EXERCISE DETAILS: Find the string "SOLIDWORKS" in the records and copy each line where it occurs.
Content starts
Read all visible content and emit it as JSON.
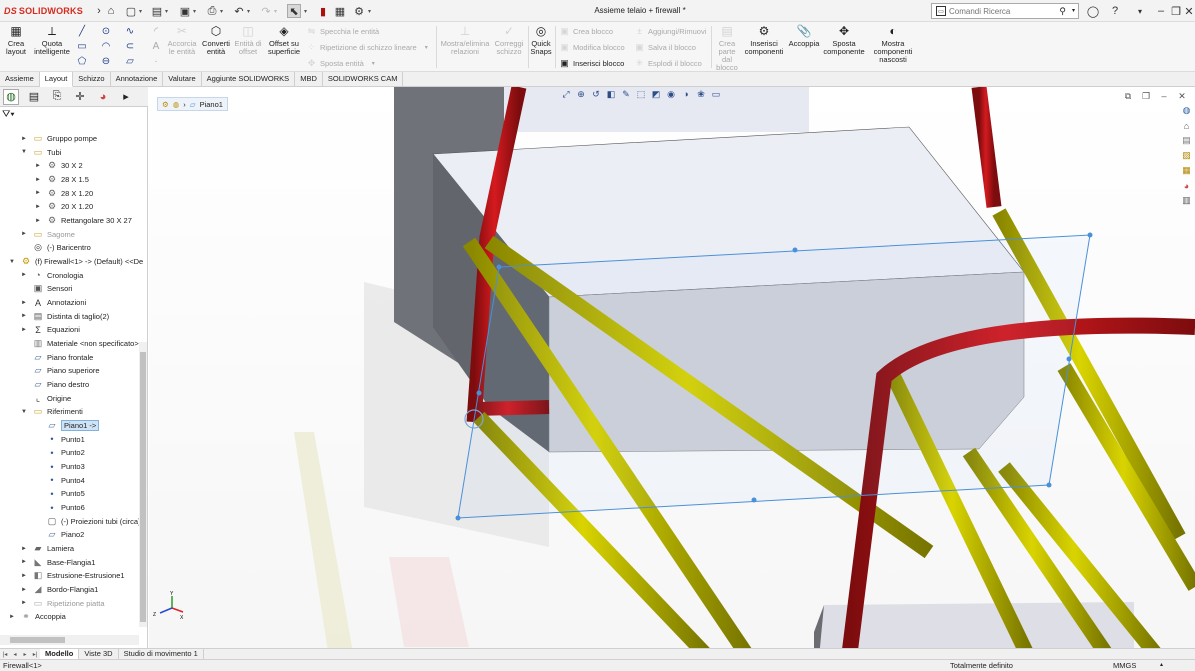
{
  "titlebar": {
    "logo_ds": "DS",
    "logo_text": "SOLIDWORKS",
    "doc_title": "Assieme telaio + firewall *",
    "search_placeholder": "Comandi Ricerca"
  },
  "command_manager": {
    "big_buttons": [
      {
        "label": "Crea layout",
        "icon": "layout-icon",
        "enabled": true
      },
      {
        "label": "Quota intelligente",
        "icon": "smart-dimension-icon",
        "enabled": true
      },
      {
        "label": "Accorcia le entità",
        "icon": "trim-icon",
        "enabled": false
      },
      {
        "label": "Converti entità",
        "icon": "convert-icon",
        "enabled": true
      },
      {
        "label": "Entità di offset",
        "icon": "offset-icon",
        "enabled": false
      },
      {
        "label": "Offset su superficie",
        "icon": "offset-surface-icon",
        "enabled": true
      },
      {
        "label": "Mostra/elimina relazioni",
        "icon": "relations-icon",
        "enabled": false
      },
      {
        "label": "Correggi schizzo",
        "icon": "repair-sketch-icon",
        "enabled": false
      },
      {
        "label": "Quick Snaps",
        "icon": "quick-snaps-icon",
        "enabled": true
      },
      {
        "label": "Crea parte dal blocco",
        "icon": "part-from-block-icon",
        "enabled": false
      },
      {
        "label": "Inserisci componenti",
        "icon": "insert-components-icon",
        "enabled": true
      },
      {
        "label": "Accoppia",
        "icon": "mate-icon",
        "enabled": true
      },
      {
        "label": "Sposta componente",
        "icon": "move-component-icon",
        "enabled": true
      },
      {
        "label": "Mostra componenti nascosti",
        "icon": "show-hidden-icon",
        "enabled": true
      }
    ],
    "small_rows": [
      {
        "label": "Specchia le entità",
        "enabled": false
      },
      {
        "label": "Ripetizione di schizzo lineare",
        "enabled": false
      },
      {
        "label": "Sposta entità",
        "enabled": false
      },
      {
        "label": "Crea blocco",
        "enabled": false
      },
      {
        "label": "Modifica blocco",
        "enabled": false
      },
      {
        "label": "Inserisci blocco",
        "enabled": true
      },
      {
        "label": "Aggiungi/Rimuovi",
        "enabled": false
      },
      {
        "label": "Salva il blocco",
        "enabled": false
      },
      {
        "label": "Esplodi il blocco",
        "enabled": false
      }
    ]
  },
  "tabs": [
    "Assieme",
    "Layout",
    "Schizzo",
    "Annotazione",
    "Valutare",
    "Aggiunte SOLIDWORKS",
    "MBD",
    "SOLIDWORKS CAM"
  ],
  "active_tab": "Layout",
  "tree": [
    {
      "label": "Gruppo pompe",
      "level": 1,
      "toggle": "►",
      "icon": "folder-icon"
    },
    {
      "label": "Tubi",
      "level": 1,
      "toggle": "▼",
      "icon": "folder-icon"
    },
    {
      "label": "30 X 2",
      "level": 2,
      "toggle": "►",
      "icon": "weldment-profile-icon"
    },
    {
      "label": "28 X 1.5",
      "level": 2,
      "toggle": "►",
      "icon": "weldment-profile-icon"
    },
    {
      "label": "28 X 1.20",
      "level": 2,
      "toggle": "►",
      "icon": "weldment-profile-icon"
    },
    {
      "label": "20 X 1.20",
      "level": 2,
      "toggle": "►",
      "icon": "weldment-profile-icon"
    },
    {
      "label": "Rettangolare 30 X 27",
      "level": 2,
      "toggle": "►",
      "icon": "weldment-profile-icon"
    },
    {
      "label": "Sagome",
      "level": 1,
      "toggle": "►",
      "icon": "folder-icon",
      "dim": true
    },
    {
      "label": "(-) Baricentro",
      "level": 1,
      "toggle": "",
      "icon": "center-of-mass-icon"
    },
    {
      "label": "(f) Firewall<1> -> (Default) <<De",
      "level": 0,
      "toggle": "▼",
      "icon": "part-icon"
    },
    {
      "label": "Cronologia",
      "level": 1,
      "toggle": "►",
      "icon": "history-icon"
    },
    {
      "label": "Sensori",
      "level": 1,
      "toggle": "",
      "icon": "sensor-icon"
    },
    {
      "label": "Annotazioni",
      "level": 1,
      "toggle": "►",
      "icon": "annotation-icon"
    },
    {
      "label": "Distinta di taglio(2)",
      "level": 1,
      "toggle": "►",
      "icon": "cut-list-icon"
    },
    {
      "label": "Equazioni",
      "level": 1,
      "toggle": "►",
      "icon": "equation-icon"
    },
    {
      "label": "Materiale <non specificato>",
      "level": 1,
      "toggle": "",
      "icon": "material-icon"
    },
    {
      "label": "Piano frontale",
      "level": 1,
      "toggle": "",
      "icon": "plane-icon"
    },
    {
      "label": "Piano superiore",
      "level": 1,
      "toggle": "",
      "icon": "plane-icon"
    },
    {
      "label": "Piano destro",
      "level": 1,
      "toggle": "",
      "icon": "plane-icon"
    },
    {
      "label": "Origine",
      "level": 1,
      "toggle": "",
      "icon": "origin-icon"
    },
    {
      "label": "Riferimenti",
      "level": 1,
      "toggle": "▼",
      "icon": "folder-icon"
    },
    {
      "label": "Piano1 ->",
      "level": 2,
      "toggle": "",
      "icon": "plane-icon",
      "selected": true
    },
    {
      "label": "Punto1",
      "level": 2,
      "toggle": "",
      "icon": "point-icon"
    },
    {
      "label": "Punto2",
      "level": 2,
      "toggle": "",
      "icon": "point-icon"
    },
    {
      "label": "Punto3",
      "level": 2,
      "toggle": "",
      "icon": "point-icon"
    },
    {
      "label": "Punto4",
      "level": 2,
      "toggle": "",
      "icon": "point-icon"
    },
    {
      "label": "Punto5",
      "level": 2,
      "toggle": "",
      "icon": "point-icon"
    },
    {
      "label": "Punto6",
      "level": 2,
      "toggle": "",
      "icon": "point-icon"
    },
    {
      "label": "(-) Proiezioni tubi (circa)",
      "level": 2,
      "toggle": "",
      "icon": "sketch-icon"
    },
    {
      "label": "Piano2",
      "level": 2,
      "toggle": "",
      "icon": "plane-icon"
    },
    {
      "label": "Lamiera",
      "level": 1,
      "toggle": "►",
      "icon": "sheet-metal-icon"
    },
    {
      "label": "Base-Flangia1",
      "level": 1,
      "toggle": "►",
      "icon": "base-flange-icon"
    },
    {
      "label": "Estrusione-Estrusione1",
      "level": 1,
      "toggle": "►",
      "icon": "extrude-icon"
    },
    {
      "label": "Bordo-Flangia1",
      "level": 1,
      "toggle": "►",
      "icon": "edge-flange-icon"
    },
    {
      "label": "Ripetizione piatta",
      "level": 1,
      "toggle": "►",
      "icon": "flat-pattern-icon",
      "dim": true
    },
    {
      "label": "Accoppia",
      "level": 0,
      "toggle": "►",
      "icon": "mates-icon"
    }
  ],
  "breadcrumb": {
    "item": "Piano1"
  },
  "triad": {
    "x": "X",
    "y": "Y",
    "z": "Z"
  },
  "bottom_tabs": [
    "Modello",
    "Viste 3D",
    "Studio di movimento 1"
  ],
  "active_bottom_tab": "Modello",
  "status": {
    "left": "Firewall<1>",
    "center": "Totalmente definito",
    "units": "MMGS"
  },
  "colors": {
    "red_tube": "#c8161b",
    "yellow_tube": "#c9c400",
    "plane": "#4a90d9",
    "firewall_gray": "#e9eaf0",
    "accent": "#d52b1e"
  }
}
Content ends
WRITTEN SOLUTION:
    "logo_text": "SOLIDWORKS",
    "Aggiunte SOLIDWORKS",
    "SOLIDWORKS CAM"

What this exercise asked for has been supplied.